A sportsbook is a place where people can make wagers on different sporting events. Bettors can bet on who will win a game, how many points or goals will be scored in a game, and more. The odds of a team winning are determined by the total number of bets placed on a specific team, as well as by how much money is matched by the betting house and other factors.
In order to be successful, a sportsbook needs to know its users and their expectations. A great way to do this is by offering them bonuses and promotions that can increase their chances of winning. This can also help a sportsbook attract new customers and keep existing ones happy.
Regardless of the industry, every sportsbook must comply with gambling laws and regulations. This is why it is important to consult with a lawyer before you begin to set up your business. In addition, it is important to find out which regulatory body governs your area of the country. This will help you determine the best way to proceed with your venture.
It is also important to consider how you will be paying your employees and how this will affect your bottom line. A lot of bookies pay their employees a fixed salary, which can be difficult to manage if your business is not doing well. In this case, you should consider a pay per head solution to avoid having to spend more than you are making.
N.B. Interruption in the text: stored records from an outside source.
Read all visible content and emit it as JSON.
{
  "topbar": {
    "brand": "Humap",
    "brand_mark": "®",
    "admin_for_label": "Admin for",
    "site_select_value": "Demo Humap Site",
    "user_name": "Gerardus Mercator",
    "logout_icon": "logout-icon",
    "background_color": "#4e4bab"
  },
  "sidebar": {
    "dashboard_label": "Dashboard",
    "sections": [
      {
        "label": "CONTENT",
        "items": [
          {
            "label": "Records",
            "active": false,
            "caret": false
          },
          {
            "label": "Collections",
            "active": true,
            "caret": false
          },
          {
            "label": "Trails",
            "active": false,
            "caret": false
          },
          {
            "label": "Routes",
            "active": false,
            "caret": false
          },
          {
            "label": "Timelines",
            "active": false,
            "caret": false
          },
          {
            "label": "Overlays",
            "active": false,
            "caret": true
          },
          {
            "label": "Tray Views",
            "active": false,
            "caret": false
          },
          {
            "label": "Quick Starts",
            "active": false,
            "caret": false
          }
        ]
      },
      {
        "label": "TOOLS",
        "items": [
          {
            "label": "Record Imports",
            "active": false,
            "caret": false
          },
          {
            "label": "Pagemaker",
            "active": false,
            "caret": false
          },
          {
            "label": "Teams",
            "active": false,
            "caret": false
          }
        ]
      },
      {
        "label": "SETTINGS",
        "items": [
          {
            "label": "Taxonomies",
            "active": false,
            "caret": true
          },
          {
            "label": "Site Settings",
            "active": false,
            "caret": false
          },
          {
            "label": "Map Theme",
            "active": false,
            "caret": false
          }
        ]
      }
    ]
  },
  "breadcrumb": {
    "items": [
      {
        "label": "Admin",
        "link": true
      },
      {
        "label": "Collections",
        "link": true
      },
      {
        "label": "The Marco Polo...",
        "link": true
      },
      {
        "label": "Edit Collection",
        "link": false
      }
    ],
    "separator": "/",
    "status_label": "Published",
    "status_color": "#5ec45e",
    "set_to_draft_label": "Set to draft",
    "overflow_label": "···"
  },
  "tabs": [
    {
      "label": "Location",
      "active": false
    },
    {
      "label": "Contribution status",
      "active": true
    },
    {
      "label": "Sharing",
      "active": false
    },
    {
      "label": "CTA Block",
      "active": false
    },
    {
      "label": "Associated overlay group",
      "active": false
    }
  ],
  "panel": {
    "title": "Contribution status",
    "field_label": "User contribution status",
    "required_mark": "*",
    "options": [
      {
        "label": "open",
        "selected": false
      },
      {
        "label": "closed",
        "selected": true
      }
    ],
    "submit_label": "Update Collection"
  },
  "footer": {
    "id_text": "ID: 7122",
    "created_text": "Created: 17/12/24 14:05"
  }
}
Another mistake that sportsbooks often make is failing to provide their users with tips and advice on how to maximize their profits. This can be a huge problem, especially when it comes to sports betting, where the odds are sometimes quite confusing. In addition to providing tips, a sportsbook should also offer analysis and picks from experts.
If you are thinking of opening your own sportsbook, it is important to do a thorough research on the market and understand the different aspects of this business. For example, you should learn about the competition, how they operate, and what their strengths and weaknesses are. This will help you decide how to differentiate your sportsbook from the rest of the market.
The legality of a sportsbook depends on a variety of factors, including the state in which it is located and the type of wagers that are offered. Some states require sportsbooks to have a license, while others do not. In addition, some states have restrictions on how much a sportsbook can earn from a single bet. In order to avoid legal problems, a sportsbook owner should always check with a lawyer and refer to gambling law publications for more information. Moreover, sportsbooks should also obtain a high risk merchant account to process payments from players. This will enable them to run their businesses efficiently and safely. High risk merchant accounts are usually more expensive than low-risk counterparts, but they can be a good choice for those who want to get the most out of their sportsbook business.